▸ Action item:
Look through the records below for the word "subtitle". Report how many lines have it, and only that number.

▸ Input data:
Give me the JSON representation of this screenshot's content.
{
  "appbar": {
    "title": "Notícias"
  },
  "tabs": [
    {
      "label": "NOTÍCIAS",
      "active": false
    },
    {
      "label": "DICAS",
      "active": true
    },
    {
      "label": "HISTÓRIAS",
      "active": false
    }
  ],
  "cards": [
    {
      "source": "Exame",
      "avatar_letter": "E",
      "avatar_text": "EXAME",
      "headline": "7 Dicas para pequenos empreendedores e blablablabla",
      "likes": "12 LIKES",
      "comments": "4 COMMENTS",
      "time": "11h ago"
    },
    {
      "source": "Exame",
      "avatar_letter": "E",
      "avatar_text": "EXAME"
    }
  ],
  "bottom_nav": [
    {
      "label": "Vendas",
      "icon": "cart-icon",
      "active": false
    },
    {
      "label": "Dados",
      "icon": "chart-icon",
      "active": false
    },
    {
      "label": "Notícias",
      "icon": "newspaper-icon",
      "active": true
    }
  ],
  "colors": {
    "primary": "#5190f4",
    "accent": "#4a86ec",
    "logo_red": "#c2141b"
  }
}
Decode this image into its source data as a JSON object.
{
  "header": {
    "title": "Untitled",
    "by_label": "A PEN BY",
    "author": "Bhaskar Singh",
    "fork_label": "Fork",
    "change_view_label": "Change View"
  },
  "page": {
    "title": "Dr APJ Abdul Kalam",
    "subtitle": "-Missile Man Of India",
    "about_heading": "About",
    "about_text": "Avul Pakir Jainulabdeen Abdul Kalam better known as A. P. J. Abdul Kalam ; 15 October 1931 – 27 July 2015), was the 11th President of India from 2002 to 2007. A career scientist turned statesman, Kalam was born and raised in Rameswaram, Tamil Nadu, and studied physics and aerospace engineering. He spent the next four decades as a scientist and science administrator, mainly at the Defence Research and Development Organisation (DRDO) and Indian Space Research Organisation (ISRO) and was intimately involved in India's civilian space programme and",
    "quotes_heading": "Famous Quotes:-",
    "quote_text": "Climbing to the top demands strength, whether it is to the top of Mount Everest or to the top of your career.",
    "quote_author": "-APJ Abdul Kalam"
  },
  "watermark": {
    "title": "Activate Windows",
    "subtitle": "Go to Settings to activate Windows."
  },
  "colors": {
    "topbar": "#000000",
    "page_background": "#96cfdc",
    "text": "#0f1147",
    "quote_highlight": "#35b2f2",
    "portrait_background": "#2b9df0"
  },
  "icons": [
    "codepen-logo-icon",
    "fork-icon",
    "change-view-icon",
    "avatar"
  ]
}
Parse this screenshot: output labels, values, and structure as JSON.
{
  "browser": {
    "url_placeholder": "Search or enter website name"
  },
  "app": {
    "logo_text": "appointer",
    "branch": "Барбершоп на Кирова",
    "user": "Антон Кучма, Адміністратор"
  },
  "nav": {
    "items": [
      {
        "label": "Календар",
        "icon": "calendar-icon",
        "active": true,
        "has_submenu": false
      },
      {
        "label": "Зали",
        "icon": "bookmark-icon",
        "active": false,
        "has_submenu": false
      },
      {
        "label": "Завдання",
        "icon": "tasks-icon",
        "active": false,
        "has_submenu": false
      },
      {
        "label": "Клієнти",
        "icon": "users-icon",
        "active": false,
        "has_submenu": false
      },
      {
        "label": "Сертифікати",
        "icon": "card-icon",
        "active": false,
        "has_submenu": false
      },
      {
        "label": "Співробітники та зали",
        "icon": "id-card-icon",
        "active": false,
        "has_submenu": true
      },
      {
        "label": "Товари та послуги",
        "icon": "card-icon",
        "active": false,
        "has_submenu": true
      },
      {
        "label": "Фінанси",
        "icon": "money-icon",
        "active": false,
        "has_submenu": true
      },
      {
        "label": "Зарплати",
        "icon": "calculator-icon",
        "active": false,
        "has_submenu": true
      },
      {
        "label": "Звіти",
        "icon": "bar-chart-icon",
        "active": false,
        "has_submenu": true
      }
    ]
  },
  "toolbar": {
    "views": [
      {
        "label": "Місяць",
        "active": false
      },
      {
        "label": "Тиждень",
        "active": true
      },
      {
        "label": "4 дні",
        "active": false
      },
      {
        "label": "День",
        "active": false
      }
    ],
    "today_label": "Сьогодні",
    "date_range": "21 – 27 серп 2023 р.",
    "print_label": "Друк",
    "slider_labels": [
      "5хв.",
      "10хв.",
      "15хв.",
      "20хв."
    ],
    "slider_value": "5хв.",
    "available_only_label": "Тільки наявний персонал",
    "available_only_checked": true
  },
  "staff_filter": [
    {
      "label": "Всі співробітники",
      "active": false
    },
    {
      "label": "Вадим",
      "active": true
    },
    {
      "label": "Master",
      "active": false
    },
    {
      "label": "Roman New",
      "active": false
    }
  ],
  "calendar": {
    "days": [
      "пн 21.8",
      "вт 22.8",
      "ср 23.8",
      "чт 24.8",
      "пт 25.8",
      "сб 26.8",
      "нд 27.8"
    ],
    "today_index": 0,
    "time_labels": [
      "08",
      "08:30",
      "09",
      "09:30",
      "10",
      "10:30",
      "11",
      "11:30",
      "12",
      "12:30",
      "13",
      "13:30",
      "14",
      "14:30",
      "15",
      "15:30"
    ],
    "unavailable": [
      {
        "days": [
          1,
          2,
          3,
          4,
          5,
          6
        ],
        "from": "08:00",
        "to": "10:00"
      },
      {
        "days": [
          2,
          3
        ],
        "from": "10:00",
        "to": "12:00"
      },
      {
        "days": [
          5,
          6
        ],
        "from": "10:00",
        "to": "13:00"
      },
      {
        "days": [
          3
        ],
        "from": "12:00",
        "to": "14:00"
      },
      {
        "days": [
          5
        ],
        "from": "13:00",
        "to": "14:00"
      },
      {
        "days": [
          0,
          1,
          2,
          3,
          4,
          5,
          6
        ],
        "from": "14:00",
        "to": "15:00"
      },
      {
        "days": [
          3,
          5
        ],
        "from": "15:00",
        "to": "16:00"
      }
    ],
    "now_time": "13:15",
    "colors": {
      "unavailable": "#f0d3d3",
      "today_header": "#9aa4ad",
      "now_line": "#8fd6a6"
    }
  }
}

▸ Your response:
2